### [Dataset extract]
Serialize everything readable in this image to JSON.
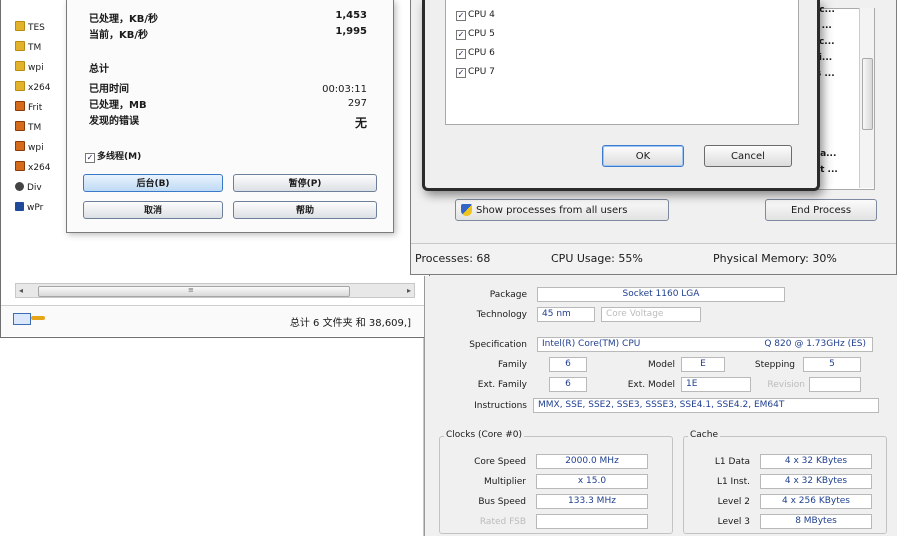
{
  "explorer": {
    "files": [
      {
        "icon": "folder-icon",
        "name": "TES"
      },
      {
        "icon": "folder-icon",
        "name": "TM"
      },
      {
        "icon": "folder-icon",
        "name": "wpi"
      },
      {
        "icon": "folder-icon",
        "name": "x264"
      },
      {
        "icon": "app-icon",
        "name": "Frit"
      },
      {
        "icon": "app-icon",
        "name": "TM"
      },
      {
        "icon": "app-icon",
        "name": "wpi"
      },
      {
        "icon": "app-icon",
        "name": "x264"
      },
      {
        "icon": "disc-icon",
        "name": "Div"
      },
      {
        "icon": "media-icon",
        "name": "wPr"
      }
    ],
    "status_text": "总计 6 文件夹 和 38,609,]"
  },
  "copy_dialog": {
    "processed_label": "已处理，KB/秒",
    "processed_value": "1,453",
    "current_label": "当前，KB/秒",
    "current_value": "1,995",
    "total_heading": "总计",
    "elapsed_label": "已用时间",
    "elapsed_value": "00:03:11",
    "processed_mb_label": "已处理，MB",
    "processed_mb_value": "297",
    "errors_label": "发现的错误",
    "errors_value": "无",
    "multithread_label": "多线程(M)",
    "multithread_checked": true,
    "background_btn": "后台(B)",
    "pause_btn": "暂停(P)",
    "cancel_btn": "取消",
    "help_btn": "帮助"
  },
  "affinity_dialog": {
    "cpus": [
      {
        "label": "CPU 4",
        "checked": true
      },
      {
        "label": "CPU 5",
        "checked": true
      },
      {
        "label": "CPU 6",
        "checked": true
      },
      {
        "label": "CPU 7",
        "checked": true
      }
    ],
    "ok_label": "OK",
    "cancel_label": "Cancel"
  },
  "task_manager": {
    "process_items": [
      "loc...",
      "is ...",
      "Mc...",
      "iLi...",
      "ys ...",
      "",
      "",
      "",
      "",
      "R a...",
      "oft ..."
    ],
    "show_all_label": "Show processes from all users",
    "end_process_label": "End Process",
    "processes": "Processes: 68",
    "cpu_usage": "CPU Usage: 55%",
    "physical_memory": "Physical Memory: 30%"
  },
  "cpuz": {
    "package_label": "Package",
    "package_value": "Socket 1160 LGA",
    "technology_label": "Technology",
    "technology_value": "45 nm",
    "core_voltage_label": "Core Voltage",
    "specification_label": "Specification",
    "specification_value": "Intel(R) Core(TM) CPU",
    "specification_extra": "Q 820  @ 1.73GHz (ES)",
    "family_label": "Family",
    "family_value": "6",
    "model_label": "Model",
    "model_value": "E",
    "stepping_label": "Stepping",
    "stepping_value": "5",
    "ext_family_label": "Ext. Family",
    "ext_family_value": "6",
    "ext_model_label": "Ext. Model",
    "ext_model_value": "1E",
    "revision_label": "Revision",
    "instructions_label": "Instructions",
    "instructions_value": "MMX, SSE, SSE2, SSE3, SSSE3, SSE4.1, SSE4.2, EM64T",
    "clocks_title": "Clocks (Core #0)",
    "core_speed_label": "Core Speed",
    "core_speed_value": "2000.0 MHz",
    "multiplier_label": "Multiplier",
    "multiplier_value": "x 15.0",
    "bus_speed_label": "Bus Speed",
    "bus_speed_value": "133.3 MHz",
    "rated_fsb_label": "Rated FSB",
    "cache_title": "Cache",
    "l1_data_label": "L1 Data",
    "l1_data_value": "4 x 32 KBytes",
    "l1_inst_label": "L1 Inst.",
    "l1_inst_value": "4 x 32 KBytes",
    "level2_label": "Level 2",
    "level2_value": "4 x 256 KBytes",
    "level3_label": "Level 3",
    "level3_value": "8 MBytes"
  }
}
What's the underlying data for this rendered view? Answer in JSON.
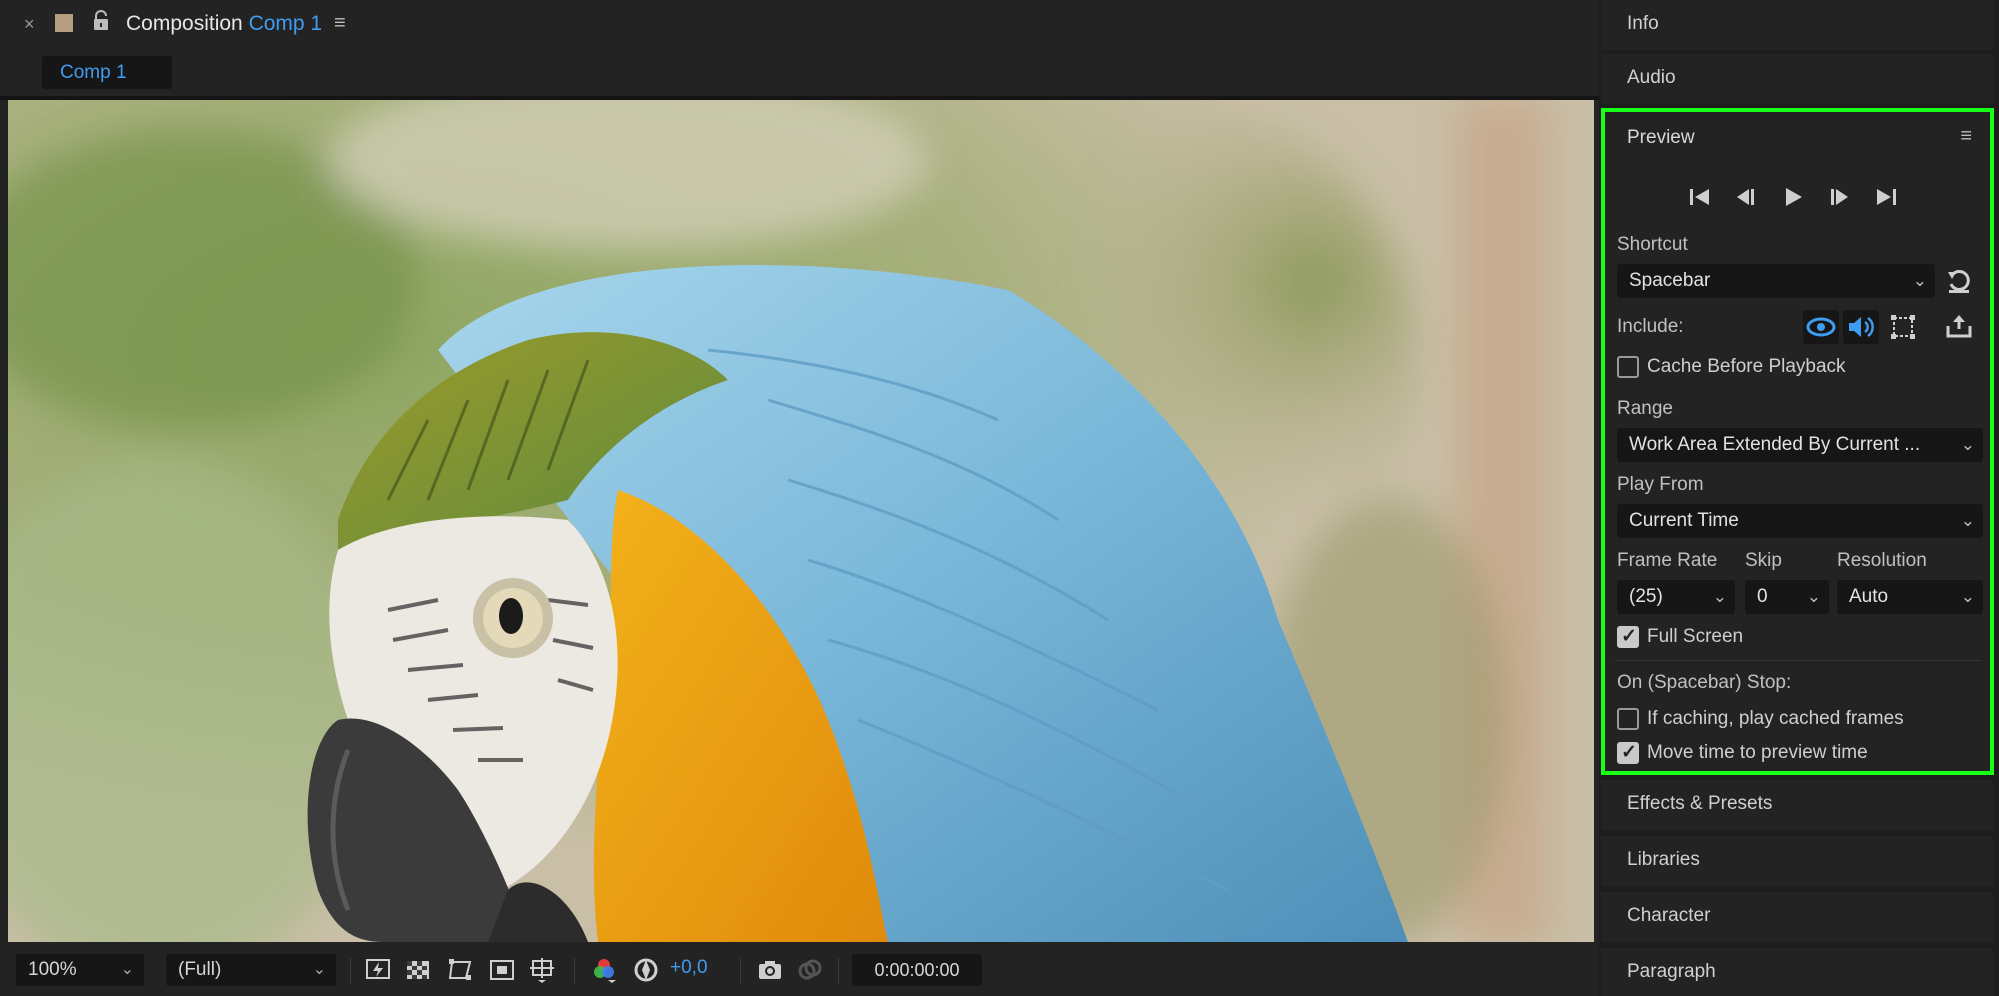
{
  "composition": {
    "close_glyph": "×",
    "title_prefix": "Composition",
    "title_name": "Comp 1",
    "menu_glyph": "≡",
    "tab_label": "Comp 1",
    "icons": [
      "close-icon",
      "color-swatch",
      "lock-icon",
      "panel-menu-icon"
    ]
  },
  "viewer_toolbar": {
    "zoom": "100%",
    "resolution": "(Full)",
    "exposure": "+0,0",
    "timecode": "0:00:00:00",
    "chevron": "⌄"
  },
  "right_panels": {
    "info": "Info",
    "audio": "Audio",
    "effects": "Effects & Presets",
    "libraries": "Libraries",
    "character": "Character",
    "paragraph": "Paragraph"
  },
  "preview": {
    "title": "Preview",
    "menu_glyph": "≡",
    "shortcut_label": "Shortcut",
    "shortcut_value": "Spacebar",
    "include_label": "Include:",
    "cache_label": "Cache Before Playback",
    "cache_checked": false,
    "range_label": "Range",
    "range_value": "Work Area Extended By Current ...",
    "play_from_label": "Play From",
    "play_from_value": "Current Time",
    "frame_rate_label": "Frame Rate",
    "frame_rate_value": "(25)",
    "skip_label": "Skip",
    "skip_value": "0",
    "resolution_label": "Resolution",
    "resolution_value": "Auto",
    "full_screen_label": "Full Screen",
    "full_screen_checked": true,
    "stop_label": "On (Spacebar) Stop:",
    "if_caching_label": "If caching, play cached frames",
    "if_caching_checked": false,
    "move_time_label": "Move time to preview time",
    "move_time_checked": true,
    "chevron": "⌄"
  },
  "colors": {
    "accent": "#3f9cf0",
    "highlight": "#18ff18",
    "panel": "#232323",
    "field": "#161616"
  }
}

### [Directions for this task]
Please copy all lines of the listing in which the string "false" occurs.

### [Exercise result]
    "cache_checked": false,
    "if_caching_checked": false,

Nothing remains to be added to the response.